─── RECORD EXTRACTS ───

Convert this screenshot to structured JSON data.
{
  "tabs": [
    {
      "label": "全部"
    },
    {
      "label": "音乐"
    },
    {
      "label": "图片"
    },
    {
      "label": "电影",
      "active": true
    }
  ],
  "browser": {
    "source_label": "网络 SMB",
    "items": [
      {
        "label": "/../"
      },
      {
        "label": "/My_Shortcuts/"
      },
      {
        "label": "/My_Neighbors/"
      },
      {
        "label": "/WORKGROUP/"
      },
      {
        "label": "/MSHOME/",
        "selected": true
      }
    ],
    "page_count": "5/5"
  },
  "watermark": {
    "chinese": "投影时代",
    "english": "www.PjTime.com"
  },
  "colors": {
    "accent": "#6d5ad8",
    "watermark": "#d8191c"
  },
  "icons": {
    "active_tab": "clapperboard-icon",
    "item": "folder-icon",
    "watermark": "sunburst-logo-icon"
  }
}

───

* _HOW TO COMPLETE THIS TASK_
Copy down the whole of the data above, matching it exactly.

* _RESPONSE AREA_
Convert this screenshot to structured JSON data.
{
  "tabs": [
    {
      "label": "全部"
    },
    {
      "label": "音乐"
    },
    {
      "label": "图片"
    },
    {
      "label": "电影",
      "active": true
    }
  ],
  "browser": {
    "source_label": "网络 SMB",
    "items": [
      {
        "label": "/../"
      },
      {
        "label": "/My_Shortcuts/"
      },
      {
        "label": "/My_Neighbors/"
      },
      {
        "label": "/WORKGROUP/"
      },
      {
        "label": "/MSHOME/",
        "selected": true
      }
    ],
    "page_count": "5/5"
  },
  "watermark": {
    "chinese": "投影时代",
    "english": "www.PjTime.com"
  },
  "colors": {
    "accent": "#6d5ad8",
    "watermark": "#d8191c"
  },
  "icons": {
    "active_tab": "clapperboard-icon",
    "item": "folder-icon",
    "watermark": "sunburst-logo-icon"
  }
}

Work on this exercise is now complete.